►

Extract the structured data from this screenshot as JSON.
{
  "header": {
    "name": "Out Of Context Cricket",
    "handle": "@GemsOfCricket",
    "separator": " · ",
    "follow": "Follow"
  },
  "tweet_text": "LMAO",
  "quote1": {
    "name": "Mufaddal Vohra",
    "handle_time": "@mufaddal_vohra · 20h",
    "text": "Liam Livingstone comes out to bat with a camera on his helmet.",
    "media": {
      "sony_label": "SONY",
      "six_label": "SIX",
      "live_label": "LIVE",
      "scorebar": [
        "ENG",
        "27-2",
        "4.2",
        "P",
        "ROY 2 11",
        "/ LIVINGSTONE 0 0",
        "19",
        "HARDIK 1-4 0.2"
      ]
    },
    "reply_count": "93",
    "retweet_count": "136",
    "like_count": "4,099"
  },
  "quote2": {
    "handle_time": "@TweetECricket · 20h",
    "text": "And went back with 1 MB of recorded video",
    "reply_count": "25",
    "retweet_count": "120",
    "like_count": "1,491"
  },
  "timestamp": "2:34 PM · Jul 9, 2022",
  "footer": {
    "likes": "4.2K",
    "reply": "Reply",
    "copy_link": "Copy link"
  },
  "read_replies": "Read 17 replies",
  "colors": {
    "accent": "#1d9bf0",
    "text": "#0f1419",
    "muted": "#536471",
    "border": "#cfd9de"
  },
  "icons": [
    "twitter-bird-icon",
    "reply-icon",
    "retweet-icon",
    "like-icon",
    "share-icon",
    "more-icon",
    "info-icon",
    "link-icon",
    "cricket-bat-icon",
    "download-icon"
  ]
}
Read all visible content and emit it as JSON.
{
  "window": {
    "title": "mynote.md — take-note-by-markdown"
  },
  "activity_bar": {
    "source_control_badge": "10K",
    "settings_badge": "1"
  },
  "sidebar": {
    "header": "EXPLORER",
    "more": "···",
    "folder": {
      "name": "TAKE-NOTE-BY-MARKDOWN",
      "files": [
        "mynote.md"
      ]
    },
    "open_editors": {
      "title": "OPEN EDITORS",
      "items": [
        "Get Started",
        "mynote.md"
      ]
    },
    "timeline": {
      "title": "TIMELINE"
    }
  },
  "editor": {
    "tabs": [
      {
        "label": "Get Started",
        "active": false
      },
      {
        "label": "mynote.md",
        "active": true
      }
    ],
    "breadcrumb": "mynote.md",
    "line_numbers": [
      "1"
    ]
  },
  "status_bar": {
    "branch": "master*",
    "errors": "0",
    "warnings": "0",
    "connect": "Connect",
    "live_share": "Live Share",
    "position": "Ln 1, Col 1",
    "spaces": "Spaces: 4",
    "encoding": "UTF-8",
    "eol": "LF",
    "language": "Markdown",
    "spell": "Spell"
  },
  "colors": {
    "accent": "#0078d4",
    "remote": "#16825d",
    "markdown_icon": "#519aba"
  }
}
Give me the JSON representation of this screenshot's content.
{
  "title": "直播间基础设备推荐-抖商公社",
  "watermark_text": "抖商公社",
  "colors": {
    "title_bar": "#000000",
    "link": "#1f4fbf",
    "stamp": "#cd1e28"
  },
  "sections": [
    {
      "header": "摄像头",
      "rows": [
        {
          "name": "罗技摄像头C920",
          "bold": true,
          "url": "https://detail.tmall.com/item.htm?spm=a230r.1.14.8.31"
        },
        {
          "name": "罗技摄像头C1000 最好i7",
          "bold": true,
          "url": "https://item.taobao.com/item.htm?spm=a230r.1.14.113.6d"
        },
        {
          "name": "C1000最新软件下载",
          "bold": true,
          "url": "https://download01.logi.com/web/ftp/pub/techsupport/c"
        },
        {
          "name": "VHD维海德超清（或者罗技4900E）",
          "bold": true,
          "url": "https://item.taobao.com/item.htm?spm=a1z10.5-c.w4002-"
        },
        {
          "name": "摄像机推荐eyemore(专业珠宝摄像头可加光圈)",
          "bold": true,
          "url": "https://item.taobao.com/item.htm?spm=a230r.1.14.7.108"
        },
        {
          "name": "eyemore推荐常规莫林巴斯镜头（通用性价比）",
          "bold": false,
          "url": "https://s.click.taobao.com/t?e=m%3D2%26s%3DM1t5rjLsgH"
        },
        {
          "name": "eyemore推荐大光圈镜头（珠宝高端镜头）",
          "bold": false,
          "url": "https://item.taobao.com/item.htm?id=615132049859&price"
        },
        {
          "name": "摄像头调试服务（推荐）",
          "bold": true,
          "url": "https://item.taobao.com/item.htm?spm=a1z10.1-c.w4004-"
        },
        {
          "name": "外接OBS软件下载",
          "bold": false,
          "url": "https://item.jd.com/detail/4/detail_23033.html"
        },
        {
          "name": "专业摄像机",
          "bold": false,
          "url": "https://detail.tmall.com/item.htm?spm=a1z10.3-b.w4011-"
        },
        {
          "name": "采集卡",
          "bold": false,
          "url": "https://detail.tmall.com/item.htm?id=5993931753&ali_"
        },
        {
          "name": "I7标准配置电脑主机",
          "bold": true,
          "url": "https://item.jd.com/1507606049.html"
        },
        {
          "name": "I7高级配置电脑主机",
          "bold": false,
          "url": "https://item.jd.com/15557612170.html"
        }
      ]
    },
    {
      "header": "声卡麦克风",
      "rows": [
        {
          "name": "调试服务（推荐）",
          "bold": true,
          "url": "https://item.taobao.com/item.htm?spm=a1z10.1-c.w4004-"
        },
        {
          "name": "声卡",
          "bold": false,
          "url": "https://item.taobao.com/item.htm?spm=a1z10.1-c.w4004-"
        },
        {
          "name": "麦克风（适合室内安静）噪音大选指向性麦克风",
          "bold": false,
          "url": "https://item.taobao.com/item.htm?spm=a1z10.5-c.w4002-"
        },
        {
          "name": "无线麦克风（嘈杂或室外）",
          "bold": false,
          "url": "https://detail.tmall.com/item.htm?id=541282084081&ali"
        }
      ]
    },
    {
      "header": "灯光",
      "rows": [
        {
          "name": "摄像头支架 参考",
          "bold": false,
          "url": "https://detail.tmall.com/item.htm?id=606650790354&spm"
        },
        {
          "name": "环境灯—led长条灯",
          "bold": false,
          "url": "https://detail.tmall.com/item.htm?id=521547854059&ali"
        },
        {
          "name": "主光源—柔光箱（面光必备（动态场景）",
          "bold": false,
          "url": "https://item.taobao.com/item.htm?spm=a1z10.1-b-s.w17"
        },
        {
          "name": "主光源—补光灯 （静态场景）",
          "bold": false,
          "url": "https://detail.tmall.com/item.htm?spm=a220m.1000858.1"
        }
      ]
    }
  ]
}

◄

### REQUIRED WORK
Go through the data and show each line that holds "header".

### SOLVED EXERCISE
  "header": {
    "header": "EXPLORER",
      "header": "摄像头",
      "header": "声卡麦克风",
      "header": "灯光",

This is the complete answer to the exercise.